Salvia pachyphylla, as currently recognized, has a disjunct distribution. One large division occurs along the mountain ranges of southern California, Nevada, and the northern part of Baja California Norte, Mexico. The second smaller division occurs in the eastern part of Arizona near Winslow. This curious distribution raised questions as to the plants original distribution and the evolutionary processes, specifically adaptive radiation, which has occurred. To answer these questions, Salvia pachyphylla and close relatives of the Salvia dorrii complex have been examined to determine the relationship between Salvia pachyphylla and the other members of the complex using molecular techniques. The independent data set derived from nuclear ribosomal DNA (nrDNA) sequences (ITS-1 and ITS-2) were correlated with morphological characters. These results were used to determine where the most sequence diversity occurred and the adaptive radiation point of the original population. The information from this study will be used for conservation planning for populations of Salvia pachyphylla and related species.

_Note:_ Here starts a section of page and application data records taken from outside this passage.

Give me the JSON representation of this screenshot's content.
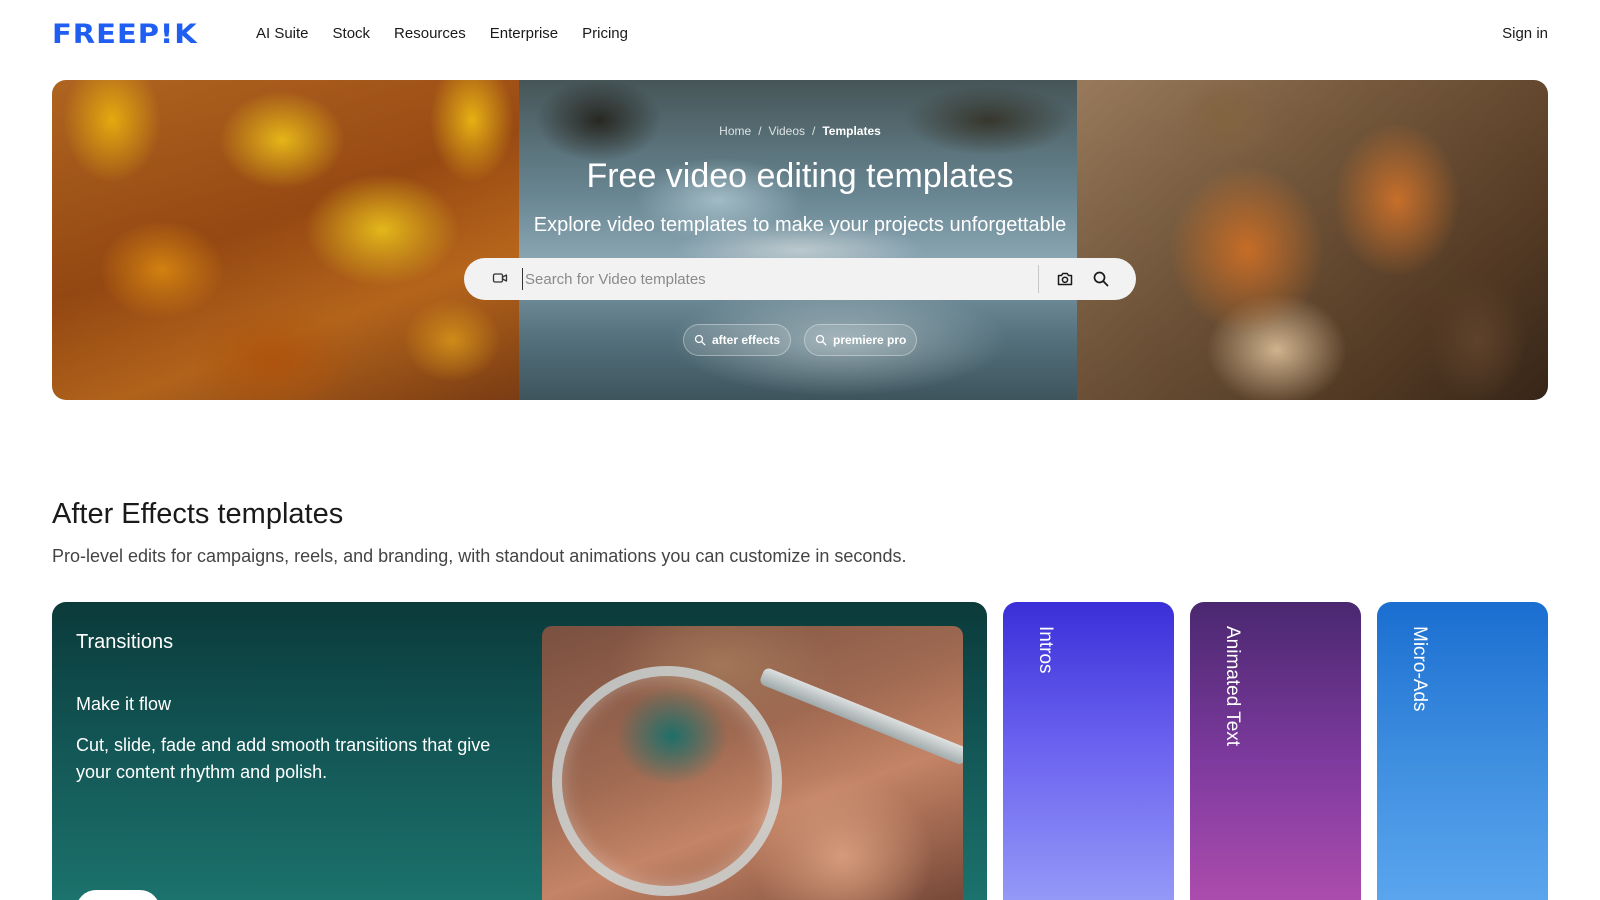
{
  "header": {
    "logo_text": "FREEP!K",
    "nav": [
      "AI Suite",
      "Stock",
      "Resources",
      "Enterprise",
      "Pricing"
    ],
    "sign_in": "Sign in",
    "brand_color": "#1f5ef0"
  },
  "hero": {
    "breadcrumb": [
      "Home",
      "Videos",
      "Templates"
    ],
    "breadcrumb_sep": "/",
    "title": "Free video editing templates",
    "subtitle": "Explore video templates to make your projects unforgettable",
    "search": {
      "placeholder": "Search for Video templates",
      "value": "",
      "left_icon": "video-camera-icon",
      "image_search_icon": "camera-icon",
      "submit_icon": "search-icon"
    },
    "suggestions": [
      "after effects",
      "premiere pro"
    ]
  },
  "section": {
    "title": "After Effects templates",
    "description": "Pro-level edits for campaigns, reels, and branding, with standout animations you can customize in seconds."
  },
  "cards": {
    "main": {
      "title": "Transitions",
      "subtitle": "Make it flow",
      "body": "Cut, slide, fade and add smooth transitions that give your content rhythm and polish."
    },
    "side": [
      "Intros",
      "Animated Text",
      "Micro-Ads"
    ]
  }
}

Key words: Adaptive radiation, ITS 1 and 2, Lamiaceae, Molecular systematics, Phylogeny, Salvia